[Start of Attachment]
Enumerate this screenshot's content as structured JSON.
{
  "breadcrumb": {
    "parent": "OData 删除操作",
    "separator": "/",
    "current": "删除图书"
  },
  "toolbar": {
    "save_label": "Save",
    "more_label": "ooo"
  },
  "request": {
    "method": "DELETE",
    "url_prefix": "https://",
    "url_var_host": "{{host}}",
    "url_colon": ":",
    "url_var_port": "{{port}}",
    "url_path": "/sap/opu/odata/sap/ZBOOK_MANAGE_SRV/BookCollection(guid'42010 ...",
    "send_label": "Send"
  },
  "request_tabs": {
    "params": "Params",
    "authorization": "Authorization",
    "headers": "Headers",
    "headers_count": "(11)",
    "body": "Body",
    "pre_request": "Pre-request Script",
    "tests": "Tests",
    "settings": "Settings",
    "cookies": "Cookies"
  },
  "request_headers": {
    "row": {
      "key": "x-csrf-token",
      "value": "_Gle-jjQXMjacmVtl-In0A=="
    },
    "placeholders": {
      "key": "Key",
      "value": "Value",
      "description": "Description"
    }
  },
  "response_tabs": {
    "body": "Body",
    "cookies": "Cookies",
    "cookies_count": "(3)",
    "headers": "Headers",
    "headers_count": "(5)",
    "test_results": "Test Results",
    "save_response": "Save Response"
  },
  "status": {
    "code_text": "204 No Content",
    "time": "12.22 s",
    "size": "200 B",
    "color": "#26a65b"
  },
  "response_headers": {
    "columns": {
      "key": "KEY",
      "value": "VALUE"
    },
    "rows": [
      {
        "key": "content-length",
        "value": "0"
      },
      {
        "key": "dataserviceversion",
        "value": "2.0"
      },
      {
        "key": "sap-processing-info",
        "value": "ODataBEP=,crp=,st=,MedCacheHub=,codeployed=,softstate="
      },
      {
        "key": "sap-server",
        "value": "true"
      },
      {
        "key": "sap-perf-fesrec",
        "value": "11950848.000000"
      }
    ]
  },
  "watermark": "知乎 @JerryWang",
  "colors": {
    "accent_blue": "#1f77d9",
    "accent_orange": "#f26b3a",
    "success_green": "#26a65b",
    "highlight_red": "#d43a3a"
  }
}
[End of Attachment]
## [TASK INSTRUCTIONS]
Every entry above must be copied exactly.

## [ANSWER SPACE]
Enumerate this screenshot's content as structured JSON.
{
  "breadcrumb": {
    "parent": "OData 删除操作",
    "separator": "/",
    "current": "删除图书"
  },
  "toolbar": {
    "save_label": "Save",
    "more_label": "ooo"
  },
  "request": {
    "method": "DELETE",
    "url_prefix": "https://",
    "url_var_host": "{{host}}",
    "url_colon": ":",
    "url_var_port": "{{port}}",
    "url_path": "/sap/opu/odata/sap/ZBOOK_MANAGE_SRV/BookCollection(guid'42010 ...",
    "send_label": "Send"
  },
  "request_tabs": {
    "params": "Params",
    "authorization": "Authorization",
    "headers": "Headers",
    "headers_count": "(11)",
    "body": "Body",
    "pre_request": "Pre-request Script",
    "tests": "Tests",
    "settings": "Settings",
    "cookies": "Cookies"
  },
  "request_headers": {
    "row": {
      "key": "x-csrf-token",
      "value": "_Gle-jjQXMjacmVtl-In0A=="
    },
    "placeholders": {
      "key": "Key",
      "value": "Value",
      "description": "Description"
    }
  },
  "response_tabs": {
    "body": "Body",
    "cookies": "Cookies",
    "cookies_count": "(3)",
    "headers": "Headers",
    "headers_count": "(5)",
    "test_results": "Test Results",
    "save_response": "Save Response"
  },
  "status": {
    "code_text": "204 No Content",
    "time": "12.22 s",
    "size": "200 B",
    "color": "#26a65b"
  },
  "response_headers": {
    "columns": {
      "key": "KEY",
      "value": "VALUE"
    },
    "rows": [
      {
        "key": "content-length",
        "value": "0"
      },
      {
        "key": "dataserviceversion",
        "value": "2.0"
      },
      {
        "key": "sap-processing-info",
        "value": "ODataBEP=,crp=,st=,MedCacheHub=,codeployed=,softstate="
      },
      {
        "key": "sap-server",
        "value": "true"
      },
      {
        "key": "sap-perf-fesrec",
        "value": "11950848.000000"
      }
    ]
  },
  "watermark": "知乎 @JerryWang",
  "colors": {
    "accent_blue": "#1f77d9",
    "accent_orange": "#f26b3a",
    "success_green": "#26a65b",
    "highlight_red": "#d43a3a"
  }
}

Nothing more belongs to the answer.